- **Your task**:
Check each line of the listing, and copy it if it contains the word "data".

- **Material provided**:

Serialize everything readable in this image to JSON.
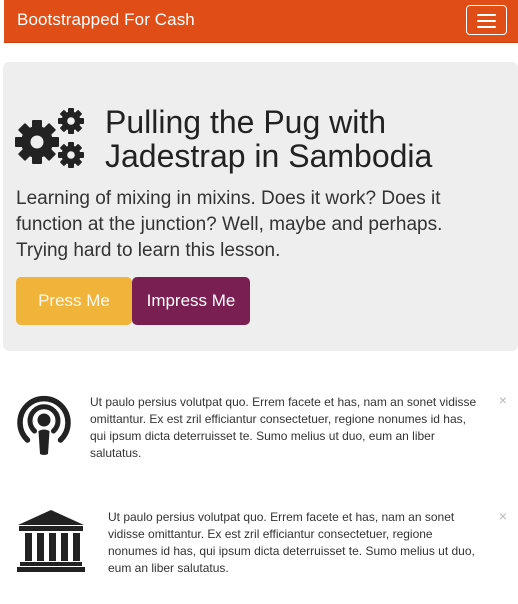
{
  "navbar": {
    "brand": "Bootstrapped For Cash",
    "toggle_icon": "hamburger-menu-icon",
    "background_color": "#e04d16"
  },
  "jumbotron": {
    "icon": "gears-icon",
    "title": "Pulling the Pug with Jadestrap in Sambodia",
    "lead": "Learning of mixing in mixins. Does it work? Does it function at the junction? Well, maybe and perhaps. Trying hard to learn this lesson.",
    "buttons": [
      {
        "label": "Press Me",
        "color": "#f0b43a"
      },
      {
        "label": "Impress Me",
        "color": "#7a1f52"
      }
    ]
  },
  "media_items": [
    {
      "icon": "podcast-icon",
      "text": "Ut paulo persius volutpat quo. Errem facete et has, nam an sonet vidisse omittantur. Ex est zril efficiantur consectetuer, regione nonumes id has, qui ipsum dicta deterruisset te. Sumo melius ut duo, eum an liber salutatus.",
      "close": "×"
    },
    {
      "icon": "bank-icon",
      "text": "Ut paulo persius volutpat quo. Errem facete et has, nam an sonet vidisse omittantur. Ex est zril efficiantur consectetuer, regione nonumes id has, qui ipsum dicta deterruisset te. Sumo melius ut duo, eum an liber salutatus.",
      "close": "×"
    }
  ]
}
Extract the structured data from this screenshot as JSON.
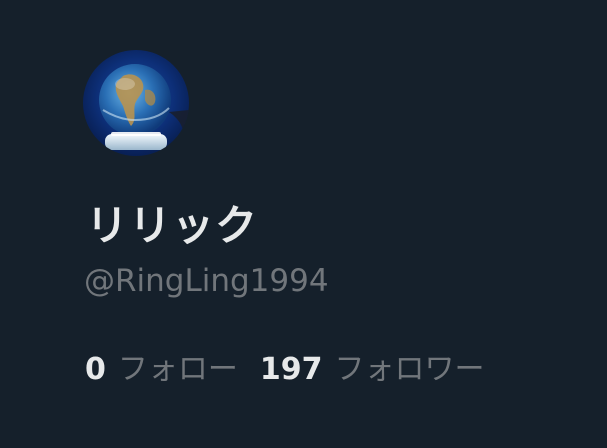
{
  "profile": {
    "display_name": "リリック",
    "handle": "@RingLing1994",
    "avatar": {
      "icon": "globe-avatar",
      "description_colors": [
        "#0b2a6b",
        "#2f7bc0",
        "#c9a15c",
        "#e8f2f7"
      ]
    }
  },
  "stats": {
    "following": {
      "count": "0",
      "label": "フォロー"
    },
    "followers": {
      "count": "197",
      "label": "フォロワー"
    }
  },
  "colors": {
    "background": "#15202b",
    "primary_text": "#e7e9ea",
    "secondary_text": "#71767b"
  }
}
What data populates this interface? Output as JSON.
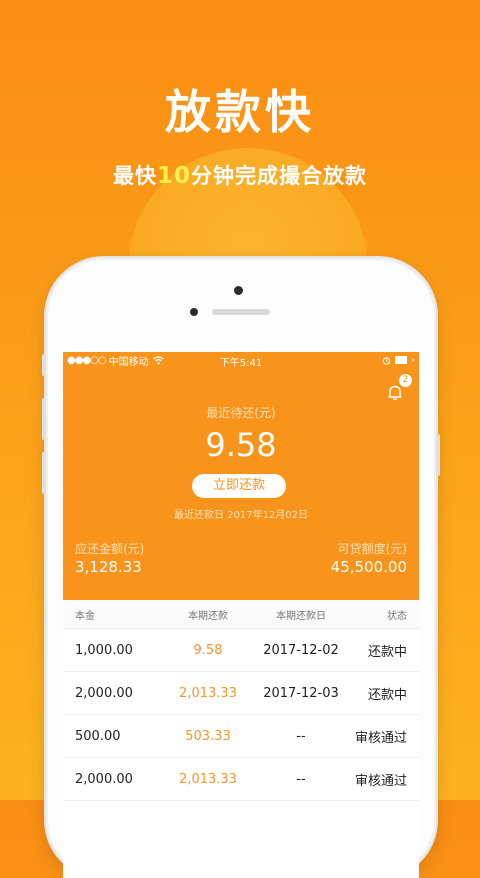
{
  "promo": {
    "title": "放款快",
    "subtitle_before": "最快",
    "subtitle_highlight": "10",
    "subtitle_after": "分钟完成撮合放款"
  },
  "status_bar": {
    "signal": "●●●○○",
    "carrier": "中国移动",
    "time": "下午5:41"
  },
  "notification": {
    "badge_count": "2"
  },
  "hero": {
    "label": "最近待还(元)",
    "amount": "9.58",
    "repay_button": "立即还款",
    "due_date": "最近还款日 2017年12月02日",
    "left_label": "应还金额(元)",
    "left_value": "3,128.33",
    "right_label": "可贷额度(元)",
    "right_value": "45,500.00"
  },
  "table": {
    "headers": [
      "本金",
      "本期还款",
      "本期还款日",
      "状态"
    ],
    "rows": [
      [
        "1,000.00",
        "9.58",
        "2017-12-02",
        "还款中"
      ],
      [
        "2,000.00",
        "2,013.33",
        "2017-12-03",
        "还款中"
      ],
      [
        "500.00",
        "503.33",
        "--",
        "审核通过"
      ],
      [
        "2,000.00",
        "2,013.33",
        "--",
        "审核通过"
      ]
    ]
  },
  "colors": {
    "brand_orange": "#f8941c",
    "highlight_yellow": "#fff14a"
  }
}
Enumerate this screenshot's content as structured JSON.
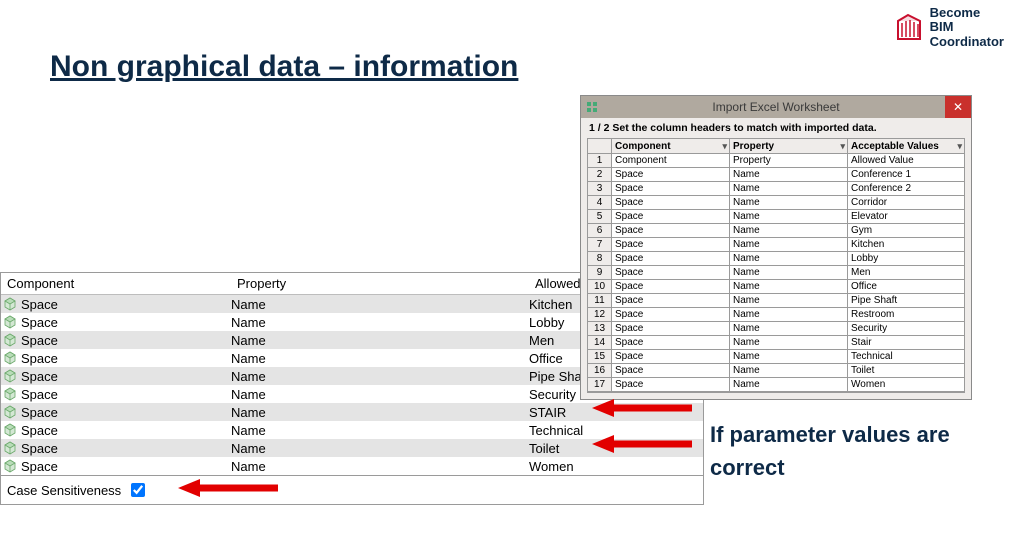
{
  "logo": {
    "line1": "Become",
    "line2": "BIM",
    "line3": "Coordinator"
  },
  "title": "Non graphical data – information",
  "left_table": {
    "headers": {
      "component": "Component",
      "property": "Property",
      "value": "Allowed Value"
    },
    "rows": [
      {
        "component": "Space",
        "property": "Name",
        "value": "Kitchen"
      },
      {
        "component": "Space",
        "property": "Name",
        "value": "Lobby"
      },
      {
        "component": "Space",
        "property": "Name",
        "value": "Men"
      },
      {
        "component": "Space",
        "property": "Name",
        "value": "Office"
      },
      {
        "component": "Space",
        "property": "Name",
        "value": "Pipe Shaft"
      },
      {
        "component": "Space",
        "property": "Name",
        "value": "Security"
      },
      {
        "component": "Space",
        "property": "Name",
        "value": "STAIR"
      },
      {
        "component": "Space",
        "property": "Name",
        "value": "Technical"
      },
      {
        "component": "Space",
        "property": "Name",
        "value": "Toilet"
      },
      {
        "component": "Space",
        "property": "Name",
        "value": "Women"
      }
    ],
    "case_label": "Case Sensitiveness",
    "case_checked": true
  },
  "dialog": {
    "title": "Import Excel Worksheet",
    "instruction": "1 / 2 Set the column headers to match with imported data.",
    "headers": {
      "a": "Component",
      "b": "Property",
      "c": "Acceptable Values"
    },
    "rows": [
      {
        "n": "1",
        "a": "Component",
        "b": "Property",
        "c": "Allowed Value"
      },
      {
        "n": "2",
        "a": "Space",
        "b": "Name",
        "c": "Conference 1"
      },
      {
        "n": "3",
        "a": "Space",
        "b": "Name",
        "c": "Conference 2"
      },
      {
        "n": "4",
        "a": "Space",
        "b": "Name",
        "c": "Corridor"
      },
      {
        "n": "5",
        "a": "Space",
        "b": "Name",
        "c": "Elevator"
      },
      {
        "n": "6",
        "a": "Space",
        "b": "Name",
        "c": "Gym"
      },
      {
        "n": "7",
        "a": "Space",
        "b": "Name",
        "c": "Kitchen"
      },
      {
        "n": "8",
        "a": "Space",
        "b": "Name",
        "c": "Lobby"
      },
      {
        "n": "9",
        "a": "Space",
        "b": "Name",
        "c": "Men"
      },
      {
        "n": "10",
        "a": "Space",
        "b": "Name",
        "c": "Office"
      },
      {
        "n": "11",
        "a": "Space",
        "b": "Name",
        "c": "Pipe Shaft"
      },
      {
        "n": "12",
        "a": "Space",
        "b": "Name",
        "c": "Restroom"
      },
      {
        "n": "13",
        "a": "Space",
        "b": "Name",
        "c": "Security"
      },
      {
        "n": "14",
        "a": "Space",
        "b": "Name",
        "c": "Stair"
      },
      {
        "n": "15",
        "a": "Space",
        "b": "Name",
        "c": "Technical"
      },
      {
        "n": "16",
        "a": "Space",
        "b": "Name",
        "c": "Toilet"
      },
      {
        "n": "17",
        "a": "Space",
        "b": "Name",
        "c": "Women"
      }
    ]
  },
  "param_text": "If parameter values are correct"
}
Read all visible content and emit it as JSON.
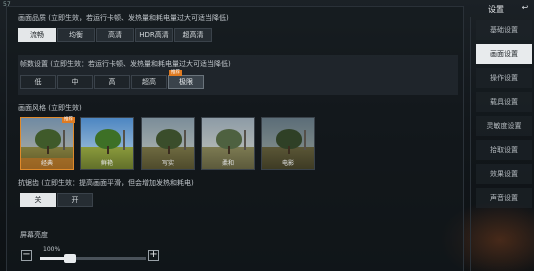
{
  "fps": "57",
  "quality": {
    "title": "画面品质 (立即生效，若运行卡顿、发热量和耗电量过大可适当降低)",
    "options": [
      "流畅",
      "均衡",
      "高清",
      "HDR高清",
      "超高清"
    ],
    "selected": "流畅"
  },
  "framerate": {
    "title": "帧数设置 (立即生效：若运行卡顿、发热量和耗电量过大可适当降低)",
    "options": [
      "低",
      "中",
      "高",
      "超高",
      "极限"
    ],
    "selected": "极限",
    "badge": "推荐"
  },
  "style": {
    "title": "画面风格 (立即生效)",
    "options": [
      "经典",
      "鲜艳",
      "写实",
      "柔和",
      "电影"
    ],
    "selected": "经典",
    "badge": "推荐"
  },
  "antialias": {
    "title": "抗锯齿 (立即生效：提高画面平滑，但会增加发热和耗电)",
    "options": [
      "关",
      "开"
    ],
    "selected": "关"
  },
  "brightness": {
    "title": "屏幕亮度",
    "value_label": "100%",
    "value": 1.0,
    "minus": "−",
    "plus": "+"
  },
  "sidebar": {
    "title": "设置",
    "close": "↩",
    "items": [
      "基础设置",
      "画面设置",
      "操作设置",
      "载具设置",
      "灵敏度设置",
      "拾取设置",
      "效果设置",
      "声音设置"
    ],
    "active": "画面设置"
  },
  "colors": {
    "accent": "#e07b21",
    "selected_bg": "#e4e7e9"
  }
}
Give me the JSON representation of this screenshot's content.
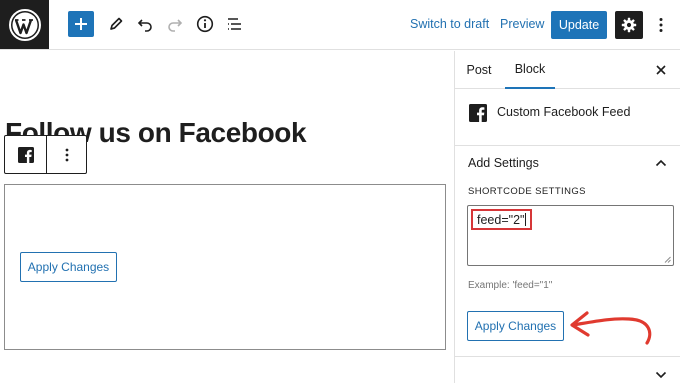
{
  "toolbar": {
    "switch_to_draft": "Switch to draft",
    "preview": "Preview",
    "update": "Update",
    "icons": [
      "wordpress-logo",
      "plus-icon",
      "pencil-icon",
      "undo-icon",
      "redo-icon",
      "info-icon",
      "list-view-icon",
      "gear-icon",
      "more-vertical-icon"
    ]
  },
  "editor": {
    "title": "Follow us on Facebook",
    "apply_label": "Apply Changes"
  },
  "sidebar": {
    "tabs": [
      "Post",
      "Block"
    ],
    "active_tab": "Block",
    "block_name": "Custom Facebook Feed",
    "panel_title": "Add Settings",
    "shortcode_label": "SHORTCODE SETTINGS",
    "shortcode_value": "feed=\"2\"",
    "example": "Example: 'feed=\"1\"",
    "apply_label": "Apply Changes"
  },
  "colors": {
    "accent": "#1e74b8",
    "link": "#2271b1",
    "dark": "#1e1e1e",
    "annotation": "#e03a2f"
  }
}
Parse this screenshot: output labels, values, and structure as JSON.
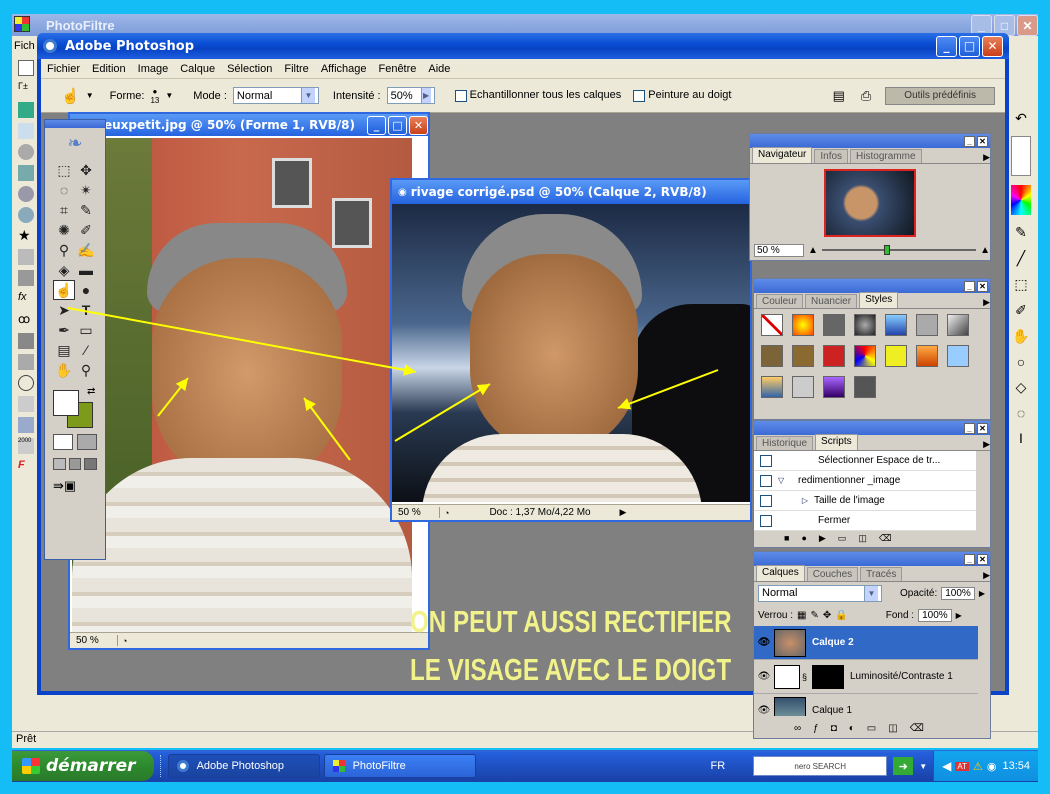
{
  "photofiltre": {
    "title": "PhotoFiltre",
    "menu_first": "Fich",
    "status": "Prêt"
  },
  "photoshop": {
    "title": "Adobe Photoshop",
    "menus": [
      "Fichier",
      "Edition",
      "Image",
      "Calque",
      "Sélection",
      "Filtre",
      "Affichage",
      "Fenêtre",
      "Aide"
    ],
    "options": {
      "forme_label": "Forme:",
      "brush_size": "13",
      "mode_label": "Mode :",
      "mode_value": "Normal",
      "intensite_label": "Intensité :",
      "intensite_value": "50%",
      "sample_all": "Echantillonner tous les calques",
      "finger": "Peinture au doigt",
      "presets": "Outils prédéfinis"
    }
  },
  "doc1": {
    "title": "euxpetit.jpg @ 50% (Forme 1, RVB/8)",
    "zoom": "50 %"
  },
  "doc2": {
    "title": "rivage corrigé.psd @ 50% (Calque 2, RVB/8)",
    "zoom": "50 %",
    "doc_info": "Doc : 1,37 Mo/4,22 Mo"
  },
  "navigator": {
    "tabs": [
      "Navigateur",
      "Infos",
      "Histogramme"
    ],
    "zoom": "50 %"
  },
  "styles_panel": {
    "tabs": [
      "Couleur",
      "Nuancier",
      "Styles"
    ]
  },
  "history_panel": {
    "tabs": [
      "Historique",
      "Scripts"
    ],
    "rows": [
      "Sélectionner Espace de tr...",
      "redimentionner _image",
      "Taille de l'image",
      "Fermer"
    ]
  },
  "layers_panel": {
    "tabs": [
      "Calques",
      "Couches",
      "Tracés"
    ],
    "blend_mode": "Normal",
    "opacity_label": "Opacité:",
    "opacity": "100%",
    "lock_label": "Verrou :",
    "fill_label": "Fond :",
    "fill": "100%",
    "layers": [
      "Calque 2",
      "Luminosité/Contraste 1",
      "Calque 1"
    ]
  },
  "caption": {
    "line1": "ON PEUT AUSSI RECTIFIER",
    "line2": "LE VISAGE AVEC LE DOIGT"
  },
  "taskbar": {
    "start": "démarrer",
    "tasks": [
      "Adobe Photoshop",
      "PhotoFiltre"
    ],
    "lang": "FR",
    "search": "nero SEARCH",
    "clock": "13:54"
  }
}
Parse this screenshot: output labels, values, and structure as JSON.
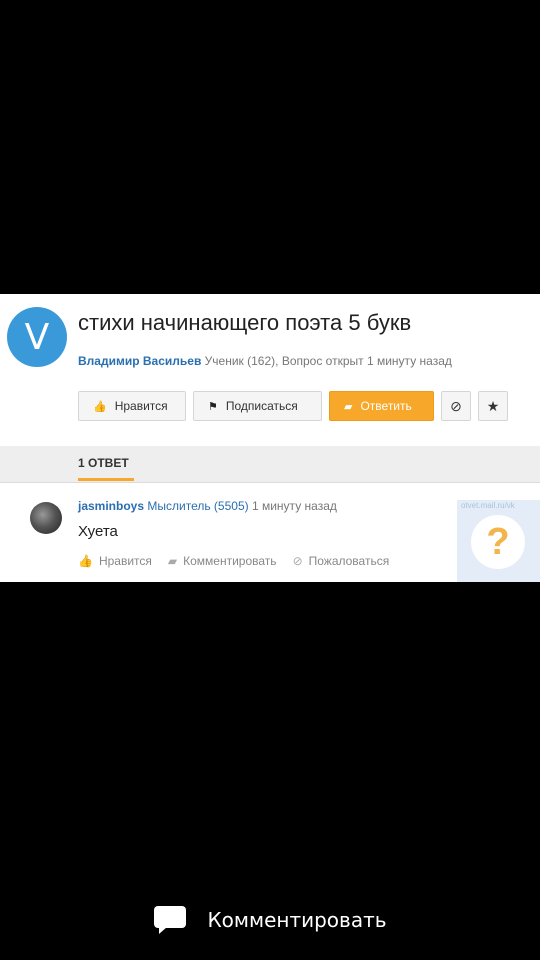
{
  "question": {
    "avatar_letter": "V",
    "title": "стихи начинающего поэта 5 букв",
    "author": "Владимир Васильев",
    "author_rank": "Ученик (162),",
    "status": "Вопрос открыт 1 минуту назад"
  },
  "buttons": {
    "like": "Нравится",
    "subscribe": "Подписаться",
    "answer": "Ответить",
    "block_icon": "⊘",
    "star_icon": "★"
  },
  "tabs": {
    "answers_count": "1 ОТВЕТ"
  },
  "answer": {
    "username": "jasminboys",
    "rank": "Мыслитель (5505)",
    "time": "1 минуту назад",
    "text": "Хуета",
    "actions": {
      "like": "Нравится",
      "comment": "Комментировать",
      "report": "Пожаловаться"
    }
  },
  "watermark": {
    "site": "otvet.mail.ru/vk",
    "symbol": "?"
  },
  "bottom_bar": {
    "comment_label": "Комментировать"
  },
  "colors": {
    "accent": "#f7a82a",
    "link": "#2a6fb0",
    "avatar": "#3a9ad9"
  }
}
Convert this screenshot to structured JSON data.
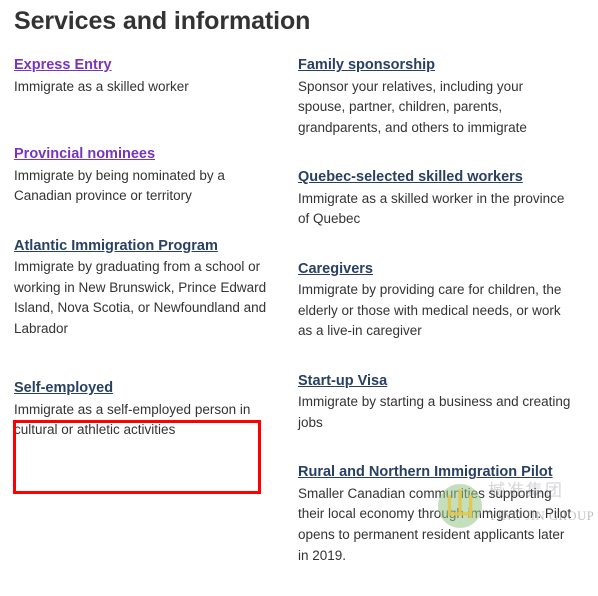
{
  "heading": "Services and information",
  "columns": {
    "left": [
      {
        "title": "Express Entry",
        "state": "visited",
        "desc": "Immigrate as a skilled worker",
        "spacing": "gap-xl"
      },
      {
        "title": "Provincial nominees",
        "state": "visited",
        "desc": "Immigrate by being nominated by a Canadian province or territory",
        "spacing": "gap-md"
      },
      {
        "title": "Atlantic Immigration Program",
        "state": "unvisited",
        "desc": "Immigrate by graduating from a school or working in New Brunswick, Prince Edward Island, Nova Scotia, or Newfoundland and Labrador",
        "spacing": "gap-lg"
      },
      {
        "title": "Self-employed",
        "state": "unvisited",
        "desc": "Immigrate as a self-employed person in cultural or athletic activities",
        "spacing": "gap-md",
        "highlighted": true
      }
    ],
    "right": [
      {
        "title": "Family sponsorship",
        "state": "unvisited",
        "desc": "Sponsor your relatives, including your spouse, partner, children, parents, grandparents, and others to immigrate",
        "spacing": "gap-md"
      },
      {
        "title": "Quebec-selected skilled workers",
        "state": "unvisited",
        "desc": "Immigrate as a skilled worker in the province of Quebec",
        "spacing": "gap-md"
      },
      {
        "title": "Caregivers",
        "state": "unvisited",
        "desc": "Immigrate by providing care for children, the elderly or those with medical needs, or work as a live-in caregiver",
        "spacing": "gap-md"
      },
      {
        "title": "Start-up Visa",
        "state": "unvisited",
        "desc": "Immigrate by starting a business and creating jobs",
        "spacing": "gap-md"
      },
      {
        "title": "Rural and Northern Immigration Pilot",
        "state": "unvisited",
        "desc": "Smaller Canadian communities supporting their local economy through immigration. Pilot opens to permanent resident applicants later in 2019.",
        "spacing": "gap-md"
      }
    ]
  },
  "annotation": {
    "highlight_color": "#fe0000",
    "target": "Self-employed"
  },
  "watermark": {
    "logo_glyph": "山",
    "chinese_text": "楲准集团",
    "english_text": "YING JIN GROUP"
  },
  "colors": {
    "visited_link": "#7834bc",
    "unvisited_link": "#284162",
    "body_text": "#333333",
    "heading": "#333333",
    "background": "#ffffff"
  }
}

- **Task response**:
Extract the structured data from this screenshot as JSON.
What data populates this interface? Output as JSON.
  "title": "Non graphical data – information",
    "instruction": "1 / 2 Set the column headers to match with imported data.",
Convert this screenshot to structured JSON data.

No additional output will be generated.